Album review: Emma Davis 'Demons'
Image: Nick McKinlay
London-born, Sydney based singer-songwriter Emma Davis hasn’t released an album since 2010. Struggling to write music and “feeling less and less like a musician,” Davis had to “refigure out how to write music.” The end result, Demons, released August 3, is proof Davis has well and truly rediscovered how to write music and is a collection of songs more than worth waiting the near eight years it took to deliver them.
Davis’s trademark laid back, acoustic, folk tinged sound from her self-titled debut album is still present but on Demons, the folk is joined by elements of synth, which not only keeps her sound fresh but adds an extra, intriguing sonic level to her sublime melodies and wispy, almost ethereal vocals. This multi-layering is at its best on tracks like the heart breaking paean to lost love ‘Hardest Thing’, which starts off with a just a keyboard to complement Davis’s vocals before gradually introducing a crackly backbeat, a chanting backing vocal and a guitar. And while perky single ‘So It Is’ also details a broken love affair, it positively swings along, again with a chanting backing vocal, in a way we haven’t heard from Davis before and even features a glorious middle eight more usually seen on a sweaty dance floor at 2am than on an Emma Davis record.
As well as a platform for Davis to explore a new musical landscape, Demons is also a deeply personal album.
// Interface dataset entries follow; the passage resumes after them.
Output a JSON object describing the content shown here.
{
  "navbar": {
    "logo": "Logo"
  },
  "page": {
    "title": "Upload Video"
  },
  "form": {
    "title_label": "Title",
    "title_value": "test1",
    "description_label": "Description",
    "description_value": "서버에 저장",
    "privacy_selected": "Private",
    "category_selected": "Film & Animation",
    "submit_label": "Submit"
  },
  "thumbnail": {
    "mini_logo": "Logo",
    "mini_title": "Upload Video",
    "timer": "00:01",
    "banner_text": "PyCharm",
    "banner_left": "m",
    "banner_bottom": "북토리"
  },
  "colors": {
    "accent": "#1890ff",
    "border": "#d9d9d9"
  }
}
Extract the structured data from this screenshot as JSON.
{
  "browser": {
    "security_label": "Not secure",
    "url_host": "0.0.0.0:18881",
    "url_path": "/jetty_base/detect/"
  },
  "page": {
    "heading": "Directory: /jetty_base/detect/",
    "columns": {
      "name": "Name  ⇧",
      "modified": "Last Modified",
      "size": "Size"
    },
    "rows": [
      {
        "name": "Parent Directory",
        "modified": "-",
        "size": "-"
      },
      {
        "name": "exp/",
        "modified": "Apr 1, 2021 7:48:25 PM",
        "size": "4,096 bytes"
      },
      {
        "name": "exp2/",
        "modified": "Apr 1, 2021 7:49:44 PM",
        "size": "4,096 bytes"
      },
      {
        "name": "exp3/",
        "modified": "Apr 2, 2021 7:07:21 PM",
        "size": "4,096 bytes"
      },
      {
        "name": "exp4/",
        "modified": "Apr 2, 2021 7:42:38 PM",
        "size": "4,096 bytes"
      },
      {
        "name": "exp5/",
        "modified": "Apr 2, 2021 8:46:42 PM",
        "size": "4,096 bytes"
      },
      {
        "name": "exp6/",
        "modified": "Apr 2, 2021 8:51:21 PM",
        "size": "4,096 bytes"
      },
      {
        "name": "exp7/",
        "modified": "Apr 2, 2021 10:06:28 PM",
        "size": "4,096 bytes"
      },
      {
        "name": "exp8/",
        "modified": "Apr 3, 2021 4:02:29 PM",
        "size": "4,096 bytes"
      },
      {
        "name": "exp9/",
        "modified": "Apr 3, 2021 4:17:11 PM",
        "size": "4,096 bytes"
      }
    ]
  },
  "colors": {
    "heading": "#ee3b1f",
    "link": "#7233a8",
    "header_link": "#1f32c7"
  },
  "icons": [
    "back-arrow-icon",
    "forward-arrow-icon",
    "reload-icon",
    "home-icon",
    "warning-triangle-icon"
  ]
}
Lost love and heartache are common themes, with Davis baring her soul on tracks such as ‘Try To Love Me’ and ‘Stand Tall’, while her struggles with song writing and self-doubt also inspire a number of tracks. On opening track ‘Getting Better’ Davis questions whether things will ever get better, singing “I thought that I was getting better/The older I become/I thought my mind was getting clearer”, while the blissed out, calm beats of ‘Too Long’ hide a less than calm heart: “With a mind so full of holes/And doubts coming out my throat/I’ve been away too long.”
The lyrical content is at times raw, but the music is never less than beautiful and in perhaps a fitting conclusion the album closes with the single ‘Danger In Me’. Written at the height of Australia’s same sex marriage debate in late 2017 – “I will never see/What the danger is in me/Loving who I want to love” - the song explores the themes of hurt and confusion common to the rest of the album, but it also carries such a powerful message of hope that the listener is left feeling that while there may have been some rough patches along the way, everything is okay in the world of Emma Davis. Let’s just hope it isn’t another eight years before more new music emerges from her brilliant mind.